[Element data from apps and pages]
***
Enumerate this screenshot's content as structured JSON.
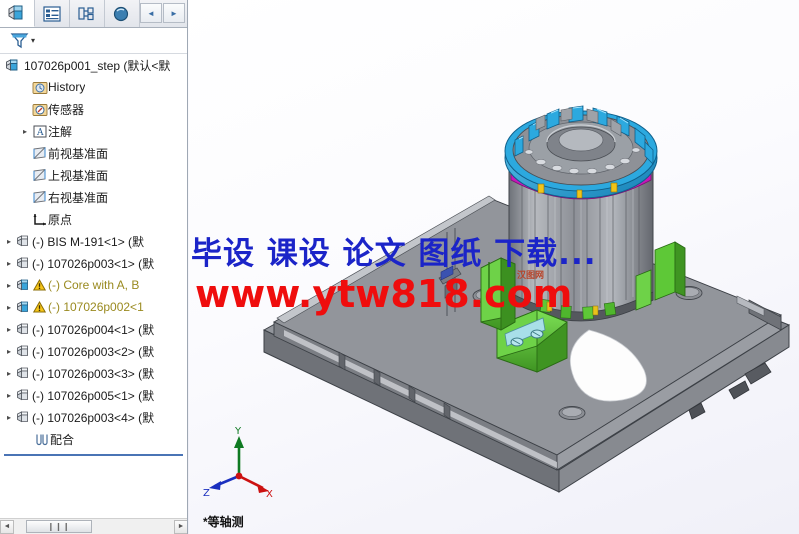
{
  "panel": {
    "tabs": [
      {
        "name": "feature-manager-tab",
        "icon": "cube-icon",
        "active": true
      },
      {
        "name": "property-manager-tab",
        "icon": "list-panel-icon",
        "active": false
      },
      {
        "name": "configuration-manager-tab",
        "icon": "config-tree-icon",
        "active": false
      },
      {
        "name": "display-manager-tab",
        "icon": "appearance-sphere-icon",
        "active": false
      }
    ],
    "nav": {
      "prev_label": "◄",
      "next_label": "►"
    },
    "filter": {
      "name": "filter-icon",
      "dropdown_label": "▾"
    },
    "scrollbar": {
      "left_arrow": "◄",
      "right_arrow": "►",
      "thumb_grip": "❙❙❙"
    }
  },
  "tree": {
    "root": {
      "label": "107026p001_step  (默认<默",
      "icon": "assembly-icon"
    },
    "items": [
      {
        "label": "History",
        "icon": "history-folder-icon",
        "expand": false,
        "warn": false,
        "depth": 1
      },
      {
        "label": "传感器",
        "icon": "sensor-folder-icon",
        "expand": false,
        "warn": false,
        "depth": 1
      },
      {
        "label": "注解",
        "icon": "annotations-icon",
        "expand": true,
        "warn": false,
        "depth": 1
      },
      {
        "label": "前视基准面",
        "icon": "plane-icon",
        "expand": false,
        "warn": false,
        "depth": 1
      },
      {
        "label": "上视基准面",
        "icon": "plane-icon",
        "expand": false,
        "warn": false,
        "depth": 1
      },
      {
        "label": "右视基准面",
        "icon": "plane-icon",
        "expand": false,
        "warn": false,
        "depth": 1
      },
      {
        "label": "原点",
        "icon": "origin-icon",
        "expand": false,
        "warn": false,
        "depth": 1
      },
      {
        "label": "(-) BIS M-191<1> (默",
        "icon": "part-icon",
        "expand": true,
        "warn": false,
        "depth": 0
      },
      {
        "label": "(-) 107026p003<1> (默",
        "icon": "part-icon",
        "expand": true,
        "warn": false,
        "depth": 0
      },
      {
        "label": "(-) Core with A, B",
        "icon": "subassembly-icon",
        "expand": true,
        "warn": true,
        "depth": 0
      },
      {
        "label": "(-) 107026p002<1",
        "icon": "subassembly-icon",
        "expand": true,
        "warn": true,
        "depth": 0
      },
      {
        "label": "(-) 107026p004<1> (默",
        "icon": "part-icon",
        "expand": true,
        "warn": false,
        "depth": 0
      },
      {
        "label": "(-) 107026p003<2> (默",
        "icon": "part-icon",
        "expand": true,
        "warn": false,
        "depth": 0
      },
      {
        "label": "(-) 107026p003<3> (默",
        "icon": "part-icon",
        "expand": true,
        "warn": false,
        "depth": 0
      },
      {
        "label": "(-) 107026p005<1> (默",
        "icon": "part-icon",
        "expand": true,
        "warn": false,
        "depth": 0
      },
      {
        "label": "(-) 107026p003<4> (默",
        "icon": "part-icon",
        "expand": true,
        "warn": false,
        "depth": 0
      }
    ],
    "mates": {
      "label": "配合",
      "icon": "mates-paperclip-icon"
    }
  },
  "viewport": {
    "view_label": "*等轴测",
    "triad": {
      "x_label": "X",
      "y_label": "Y",
      "z_label": "Z",
      "x_color": "#cc1111",
      "y_color": "#0f7a22",
      "z_color": "#1a2fbf"
    }
  },
  "watermark": {
    "line1": "毕设  课设  论文  图纸  下载...",
    "line2": "www.ytw818.com",
    "small": "汉图网",
    "color1": "#1b24c8",
    "color2": "#ef0d0d"
  },
  "model": {
    "colors": {
      "steel": "#8d9096",
      "steel_dark": "#6c6f76",
      "steel_light": "#b9bcc2",
      "cyan": "#24a7e0",
      "cyan_dark": "#1378a8",
      "magenta": "#d417c7",
      "green": "#5ec837",
      "green_dark": "#3f9422",
      "teal": "#9fdbe6"
    }
  }
}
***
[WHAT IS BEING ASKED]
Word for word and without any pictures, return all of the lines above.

[RESULT OF THIS EXERCISE]
Enumerate this screenshot's content as structured JSON.
{
  "panel": {
    "tabs": [
      {
        "name": "feature-manager-tab",
        "icon": "cube-icon",
        "active": true
      },
      {
        "name": "property-manager-tab",
        "icon": "list-panel-icon",
        "active": false
      },
      {
        "name": "configuration-manager-tab",
        "icon": "config-tree-icon",
        "active": false
      },
      {
        "name": "display-manager-tab",
        "icon": "appearance-sphere-icon",
        "active": false
      }
    ],
    "nav": {
      "prev_label": "◄",
      "next_label": "►"
    },
    "filter": {
      "name": "filter-icon",
      "dropdown_label": "▾"
    },
    "scrollbar": {
      "left_arrow": "◄",
      "right_arrow": "►",
      "thumb_grip": "❙❙❙"
    }
  },
  "tree": {
    "root": {
      "label": "107026p001_step  (默认<默",
      "icon": "assembly-icon"
    },
    "items": [
      {
        "label": "History",
        "icon": "history-folder-icon",
        "expand": false,
        "warn": false,
        "depth": 1
      },
      {
        "label": "传感器",
        "icon": "sensor-folder-icon",
        "expand": false,
        "warn": false,
        "depth": 1
      },
      {
        "label": "注解",
        "icon": "annotations-icon",
        "expand": true,
        "warn": false,
        "depth": 1
      },
      {
        "label": "前视基准面",
        "icon": "plane-icon",
        "expand": false,
        "warn": false,
        "depth": 1
      },
      {
        "label": "上视基准面",
        "icon": "plane-icon",
        "expand": false,
        "warn": false,
        "depth": 1
      },
      {
        "label": "右视基准面",
        "icon": "plane-icon",
        "expand": false,
        "warn": false,
        "depth": 1
      },
      {
        "label": "原点",
        "icon": "origin-icon",
        "expand": false,
        "warn": false,
        "depth": 1
      },
      {
        "label": "(-) BIS M-191<1> (默",
        "icon": "part-icon",
        "expand": true,
        "warn": false,
        "depth": 0
      },
      {
        "label": "(-) 107026p003<1> (默",
        "icon": "part-icon",
        "expand": true,
        "warn": false,
        "depth": 0
      },
      {
        "label": "(-) Core with A, B",
        "icon": "subassembly-icon",
        "expand": true,
        "warn": true,
        "depth": 0
      },
      {
        "label": "(-) 107026p002<1",
        "icon": "subassembly-icon",
        "expand": true,
        "warn": true,
        "depth": 0
      },
      {
        "label": "(-) 107026p004<1> (默",
        "icon": "part-icon",
        "expand": true,
        "warn": false,
        "depth": 0
      },
      {
        "label": "(-) 107026p003<2> (默",
        "icon": "part-icon",
        "expand": true,
        "warn": false,
        "depth": 0
      },
      {
        "label": "(-) 107026p003<3> (默",
        "icon": "part-icon",
        "expand": true,
        "warn": false,
        "depth": 0
      },
      {
        "label": "(-) 107026p005<1> (默",
        "icon": "part-icon",
        "expand": true,
        "warn": false,
        "depth": 0
      },
      {
        "label": "(-) 107026p003<4> (默",
        "icon": "part-icon",
        "expand": true,
        "warn": false,
        "depth": 0
      }
    ],
    "mates": {
      "label": "配合",
      "icon": "mates-paperclip-icon"
    }
  },
  "viewport": {
    "view_label": "*等轴测",
    "triad": {
      "x_label": "X",
      "y_label": "Y",
      "z_label": "Z",
      "x_color": "#cc1111",
      "y_color": "#0f7a22",
      "z_color": "#1a2fbf"
    }
  },
  "watermark": {
    "line1": "毕设  课设  论文  图纸  下载...",
    "line2": "www.ytw818.com",
    "small": "汉图网",
    "color1": "#1b24c8",
    "color2": "#ef0d0d"
  },
  "model": {
    "colors": {
      "steel": "#8d9096",
      "steel_dark": "#6c6f76",
      "steel_light": "#b9bcc2",
      "cyan": "#24a7e0",
      "cyan_dark": "#1378a8",
      "magenta": "#d417c7",
      "green": "#5ec837",
      "green_dark": "#3f9422",
      "teal": "#9fdbe6"
    }
  }
}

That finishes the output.